■ What to work on:
Write the records out again exactly, but without pictures.

■ Data:
________________________________________
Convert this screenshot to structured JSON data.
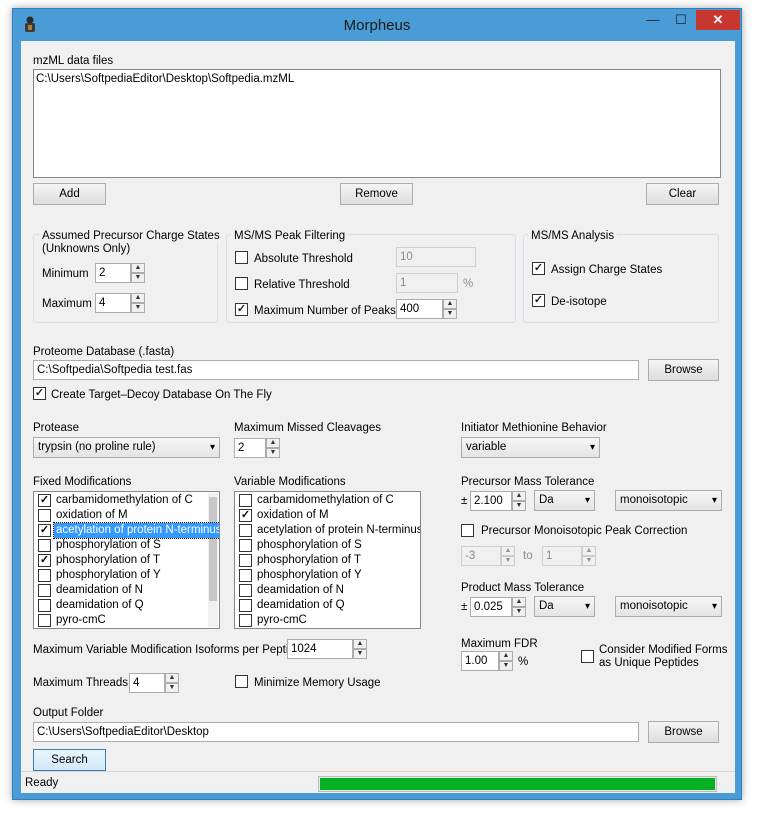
{
  "window": {
    "title": "Morpheus",
    "minimize": "—",
    "maximize": "☐",
    "close": "✕"
  },
  "mzml": {
    "label": "mzML data files",
    "files": [
      "C:\\Users\\SoftpediaEditor\\Desktop\\Softpedia.mzML"
    ],
    "add": "Add",
    "remove": "Remove",
    "clear": "Clear"
  },
  "charge": {
    "title_line1": "Assumed Precursor Charge States",
    "title_line2": "(Unknowns Only)",
    "min_label": "Minimum",
    "min_value": "2",
    "max_label": "Maximum",
    "max_value": "4"
  },
  "peak_filter": {
    "title": "MS/MS Peak Filtering",
    "absolute_label": "Absolute Threshold",
    "absolute_checked": false,
    "absolute_value": "10",
    "relative_label": "Relative Threshold",
    "relative_checked": false,
    "relative_value": "1",
    "relative_unit": "%",
    "maxpeaks_label": "Maximum Number of Peaks",
    "maxpeaks_checked": true,
    "maxpeaks_value": "400"
  },
  "analysis": {
    "title": "MS/MS Analysis",
    "assign_label": "Assign Charge States",
    "assign_checked": true,
    "deisotope_label": "De-isotope",
    "deisotope_checked": true
  },
  "proteome": {
    "label": "Proteome Database (.fasta)",
    "value": "C:\\Softpedia\\Softpedia test.fas",
    "browse": "Browse",
    "decoy_label": "Create Target–Decoy Database On The Fly",
    "decoy_checked": true
  },
  "protease": {
    "label": "Protease",
    "value": "trypsin (no proline rule)"
  },
  "missed": {
    "label": "Maximum Missed Cleavages",
    "value": "2"
  },
  "initiator": {
    "label": "Initiator Methionine Behavior",
    "value": "variable"
  },
  "fixed_mods": {
    "label": "Fixed Modifications",
    "items": [
      {
        "text": "carbamidomethylation of C",
        "checked": true
      },
      {
        "text": "oxidation of M",
        "checked": false
      },
      {
        "text": "acetylation of protein N-terminus",
        "checked": true
      },
      {
        "text": "phosphorylation of S",
        "checked": false
      },
      {
        "text": "phosphorylation of T",
        "checked": true
      },
      {
        "text": "phosphorylation of Y",
        "checked": false
      },
      {
        "text": "deamidation of N",
        "checked": false
      },
      {
        "text": "deamidation of Q",
        "checked": false
      },
      {
        "text": "pyro-cmC",
        "checked": false
      }
    ]
  },
  "variable_mods": {
    "label": "Variable Modifications",
    "items": [
      {
        "text": "carbamidomethylation of C",
        "checked": false
      },
      {
        "text": "oxidation of M",
        "checked": true
      },
      {
        "text": "acetylation of protein N-terminus",
        "checked": false
      },
      {
        "text": "phosphorylation of S",
        "checked": false
      },
      {
        "text": "phosphorylation of T",
        "checked": false
      },
      {
        "text": "phosphorylation of Y",
        "checked": false
      },
      {
        "text": "deamidation of N",
        "checked": false
      },
      {
        "text": "deamidation of Q",
        "checked": false
      },
      {
        "text": "pyro-cmC",
        "checked": false
      }
    ]
  },
  "precursor": {
    "label": "Precursor Mass Tolerance",
    "pm": "±",
    "value": "2.100",
    "unit": "Da",
    "type": "monoisotopic",
    "correction_label": "Precursor Monoisotopic Peak Correction",
    "correction_checked": false,
    "corr_from": "-3",
    "corr_to_label": "to",
    "corr_to": "1"
  },
  "product": {
    "label": "Product Mass Tolerance",
    "pm": "±",
    "value": "0.025",
    "unit": "Da",
    "type": "monoisotopic"
  },
  "fdr": {
    "label": "Maximum FDR",
    "value": "1.00",
    "unit": "%",
    "unique_label_line1": "Consider Modified Forms",
    "unique_label_line2": "as Unique Peptides",
    "unique_checked": false
  },
  "isoforms": {
    "label": "Maximum Variable Modification Isoforms per Peptide",
    "value": "1024"
  },
  "threads": {
    "label": "Maximum Threads",
    "value": "4",
    "minmem_label": "Minimize Memory Usage",
    "minmem_checked": false
  },
  "output": {
    "label": "Output Folder",
    "value": "C:\\Users\\SoftpediaEditor\\Desktop",
    "browse": "Browse"
  },
  "search": {
    "label": "Search"
  },
  "status": {
    "text": "Ready",
    "progress": 1.0,
    "progress_color": "#06b025"
  }
}
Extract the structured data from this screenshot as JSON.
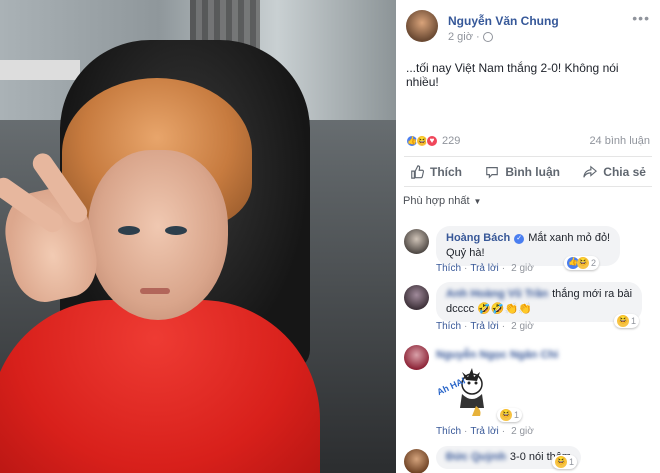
{
  "post": {
    "author": "Nguyễn Văn Chung",
    "time": "2 giờ",
    "text": "...tối nay Việt Nam thắng 2-0! Không nói nhiều!",
    "reaction_count": "229",
    "comment_count": "24 bình luận",
    "actions": {
      "like": "Thích",
      "comment": "Bình luận",
      "share": "Chia sẻ"
    },
    "sort_label": "Phù hợp nhất"
  },
  "comments": [
    {
      "name": "Hoàng Bách",
      "verified": true,
      "text_line1": "Mắt xanh mỏ đỏ!",
      "text_line2": "Quỷ hà!",
      "like": "Thích",
      "reply": "Trả lời",
      "time": "2 giờ",
      "reactions": "2"
    },
    {
      "name": "Anh Hoàng Vũ Trần",
      "blurred": true,
      "text_line1": "thắng mới ra bài",
      "text_line2": "dcccc 🤣🤣👏👏",
      "like": "Thích",
      "reply": "Trả lời",
      "time": "2 giờ",
      "reactions": "1"
    },
    {
      "name": "Nguyễn Ngọc Ngân Chi",
      "blurred": true,
      "sticker": "Ah HAI",
      "like": "Thích",
      "reply": "Trả lời",
      "time": "2 giờ",
      "reactions": "1"
    },
    {
      "name": "Đức Quỳnh",
      "blurred": true,
      "text_line1": "3-0 nói thêm",
      "reactions": "1"
    }
  ],
  "colors": {
    "link": "#385898",
    "muted": "#90949c",
    "like": "#4a7ef0",
    "love": "#f0465a",
    "haha": "#f7c445"
  },
  "icons": [
    "more-icon",
    "globe-icon",
    "like-icon",
    "comment-icon",
    "share-icon",
    "verified-icon",
    "caret-down-icon"
  ]
}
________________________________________
■ Solution to this exercise:
Convert this screenshot to structured JSON data.
{
  "window": {
    "title": "Morpheus",
    "minimize": "—",
    "maximize": "☐",
    "close": "✕"
  },
  "mzml": {
    "label": "mzML data files",
    "files": [
      "C:\\Users\\SoftpediaEditor\\Desktop\\Softpedia.mzML"
    ],
    "add": "Add",
    "remove": "Remove",
    "clear": "Clear"
  },
  "charge": {
    "title_line1": "Assumed Precursor Charge States",
    "title_line2": "(Unknowns Only)",
    "min_label": "Minimum",
    "min_value": "2",
    "max_label": "Maximum",
    "max_value": "4"
  },
  "peak_filter": {
    "title": "MS/MS Peak Filtering",
    "absolute_label": "Absolute Threshold",
    "absolute_checked": false,
    "absolute_value": "10",
    "relative_label": "Relative Threshold",
    "relative_checked": false,
    "relative_value": "1",
    "relative_unit": "%",
    "maxpeaks_label": "Maximum Number of Peaks",
    "maxpeaks_checked": true,
    "maxpeaks_value": "400"
  },
  "analysis": {
    "title": "MS/MS Analysis",
    "assign_label": "Assign Charge States",
    "assign_checked": true,
    "deisotope_label": "De-isotope",
    "deisotope_checked": true
  },
  "proteome": {
    "label": "Proteome Database (.fasta)",
    "value": "C:\\Softpedia\\Softpedia test.fas",
    "browse": "Browse",
    "decoy_label": "Create Target–Decoy Database On The Fly",
    "decoy_checked": true
  },
  "protease": {
    "label": "Protease",
    "value": "trypsin (no proline rule)"
  },
  "missed": {
    "label": "Maximum Missed Cleavages",
    "value": "2"
  },
  "initiator": {
    "label": "Initiator Methionine Behavior",
    "value": "variable"
  },
  "fixed_mods": {
    "label": "Fixed Modifications",
    "items": [
      {
        "text": "carbamidomethylation of C",
        "checked": true
      },
      {
        "text": "oxidation of M",
        "checked": false
      },
      {
        "text": "acetylation of protein N-terminus",
        "checked": true
      },
      {
        "text": "phosphorylation of S",
        "checked": false
      },
      {
        "text": "phosphorylation of T",
        "checked": true
      },
      {
        "text": "phosphorylation of Y",
        "checked": false
      },
      {
        "text": "deamidation of N",
        "checked": false
      },
      {
        "text": "deamidation of Q",
        "checked": false
      },
      {
        "text": "pyro-cmC",
        "checked": false
      }
    ]
  },
  "variable_mods": {
    "label": "Variable Modifications",
    "items": [
      {
        "text": "carbamidomethylation of C",
        "checked": false
      },
      {
        "text": "oxidation of M",
        "checked": true
      },
      {
        "text": "acetylation of protein N-terminus",
        "checked": false
      },
      {
        "text": "phosphorylation of S",
        "checked": false
      },
      {
        "text": "phosphorylation of T",
        "checked": false
      },
      {
        "text": "phosphorylation of Y",
        "checked": false
      },
      {
        "text": "deamidation of N",
        "checked": false
      },
      {
        "text": "deamidation of Q",
        "checked": false
      },
      {
        "text": "pyro-cmC",
        "checked": false
      }
    ]
  },
  "precursor": {
    "label": "Precursor Mass Tolerance",
    "pm": "±",
    "value": "2.100",
    "unit": "Da",
    "type": "monoisotopic",
    "correction_label": "Precursor Monoisotopic Peak Correction",
    "correction_checked": false,
    "corr_from": "-3",
    "corr_to_label": "to",
    "corr_to": "1"
  },
  "product": {
    "label": "Product Mass Tolerance",
    "pm": "±",
    "value": "0.025",
    "unit": "Da",
    "type": "monoisotopic"
  },
  "fdr": {
    "label": "Maximum FDR",
    "value": "1.00",
    "unit": "%",
    "unique_label_line1": "Consider Modified Forms",
    "unique_label_line2": "as Unique Peptides",
    "unique_checked": false
  },
  "isoforms": {
    "label": "Maximum Variable Modification Isoforms per Peptide",
    "value": "1024"
  },
  "threads": {
    "label": "Maximum Threads",
    "value": "4",
    "minmem_label": "Minimize Memory Usage",
    "minmem_checked": false
  },
  "output": {
    "label": "Output Folder",
    "value": "C:\\Users\\SoftpediaEditor\\Desktop",
    "browse": "Browse"
  },
  "search": {
    "label": "Search"
  },
  "status": {
    "text": "Ready",
    "progress": 1.0,
    "progress_color": "#06b025"
  }
}
Extract the structured data from this screenshot as JSON.
{
  "post": {
    "author": "Nguyễn Văn Chung",
    "time": "2 giờ",
    "text": "...tối nay Việt Nam thắng 2-0! Không nói nhiều!",
    "reaction_count": "229",
    "comment_count": "24 bình luận",
    "actions": {
      "like": "Thích",
      "comment": "Bình luận",
      "share": "Chia sẻ"
    },
    "sort_label": "Phù hợp nhất"
  },
  "comments": [
    {
      "name": "Hoàng Bách",
      "verified": true,
      "text_line1": "Mắt xanh mỏ đỏ!",
      "text_line2": "Quỷ hà!",
      "like": "Thích",
      "reply": "Trả lời",
      "time": "2 giờ",
      "reactions": "2"
    },
    {
      "name": "Anh Hoàng Vũ Trần",
      "blurred": true,
      "text_line1": "thắng mới ra bài",
      "text_line2": "dcccc 🤣🤣👏👏",
      "like": "Thích",
      "reply": "Trả lời",
      "time": "2 giờ",
      "reactions": "1"
    },
    {
      "name": "Nguyễn Ngọc Ngân Chi",
      "blurred": true,
      "sticker": "Ah HAI",
      "like": "Thích",
      "reply": "Trả lời",
      "time": "2 giờ",
      "reactions": "1"
    },
    {
      "name": "Đức Quỳnh",
      "blurred": true,
      "text_line1": "3-0 nói thêm",
      "reactions": "1"
    }
  ],
  "colors": {
    "link": "#385898",
    "muted": "#90949c",
    "like": "#4a7ef0",
    "love": "#f0465a",
    "haha": "#f7c445"
  },
  "icons": [
    "more-icon",
    "globe-icon",
    "like-icon",
    "comment-icon",
    "share-icon",
    "verified-icon",
    "caret-down-icon"
  ]
}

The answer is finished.